Tuesday, August 12, 2008

Maintainting Kinship
Donald Pittenger writes: Dear Blowhards -- I'm writing this from the Oregon Coast; regular blogging resumes on the 14th. Some cousins from my mother's side of the family decided it was time for a get-together, so some of us are doing just that. My mother had two brothers and the three of them produced a total of six children within a span of three years (the younger brother sired two more later on). Two of those six cousins lived in Seattle, so my sister and I saw them maybe half a dozen times a year. The bunch living near Portland, OR were harder to connect with, so we saw them once every two years or so (there wasn't an Interstate system in those days, and the drive took five hours). Upon reaching adulthood, most scattered. Me to the Army and then Philadelphia, etc., My sister to Sweden and Alaska for a while, the cousins to San Diego, Alaska, and elsewhere. Most of us are back in Washington state, but the only times I saw the out-of-towners in the last 30 years were at weddings and funerals. Anyway, the reunion is going well for the six of us and spouses who managed to make the trip. There is talk of doing it again. Funny how families can drift apart. Life itself -- jobs, children, whatever else -- can narrow kinship horizons. And geography can do the rest. I hereby publicly admit that I know nothing of the whereabouts of children of first-cousins on both sides of my family. Moreover, it would take serious digging to track down those on my father's side. This is conflicting. It's probably a good thing to keep track of family, but I don't do a very good job of it. And those cousins I lost track of, well, as far as I know, they've made no effort to locate me. C'est la vie. Later, Donald... posted by Donald at August 12, 2008 | perma-link | (12) comments
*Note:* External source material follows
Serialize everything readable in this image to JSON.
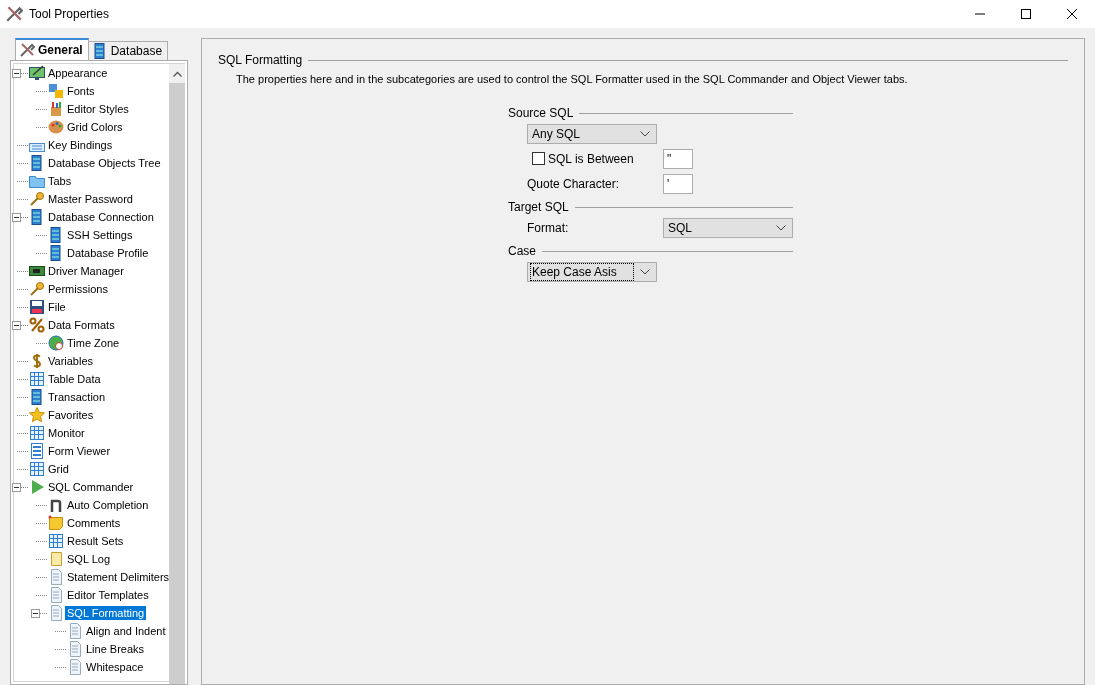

Monday, August 11, 2008

Which Conservatism?
Michael Blowhard writes: Dear Blowhards -- * Jack Kerwick thinks that neoconservatives don't deserve to be called conservative at all. * Bill Kauffman recounts some of the history of anti-war conservatism. Buy Bill's book on the topic here. Thomas Woods reviews the book. Bill wrote about Ron Paul here. 2Blowhards interviewed Bill Kauffman. Access all five parts from this posting. Best, Michael... posted by Michael at August 11, 2008 | perma-link | (13) comments

Sunday, August 10, 2008

Architecture and Urbanism Linkage
Michael Blowhard writes: Dear Blowhards -- * Architects go anti-modernism. * Should the federal government really be moving inner city residents to the suburbs? * How walkable is your neighborhood? My own scored 100 out of a possible 100. Have I mentioned that I haven't owned a car in over 30 years? * John Massengale isn't crazy about Beijing's Olympic architecture. A key passage: For every great monument like Bilbao, [contempo starchitecture] produces a thousand clunkers like Blue and San Francisco's Contemporary Jewish Museum. And 100,000 anti-urban clunkers in Las Vegas, Houston, and American sprawl in general. * MBlowhard Rewind: I wrote about the failures of architectural modernism. Best, Michael... posted by Michael at August 10, 2008 | perma-link | (9) comments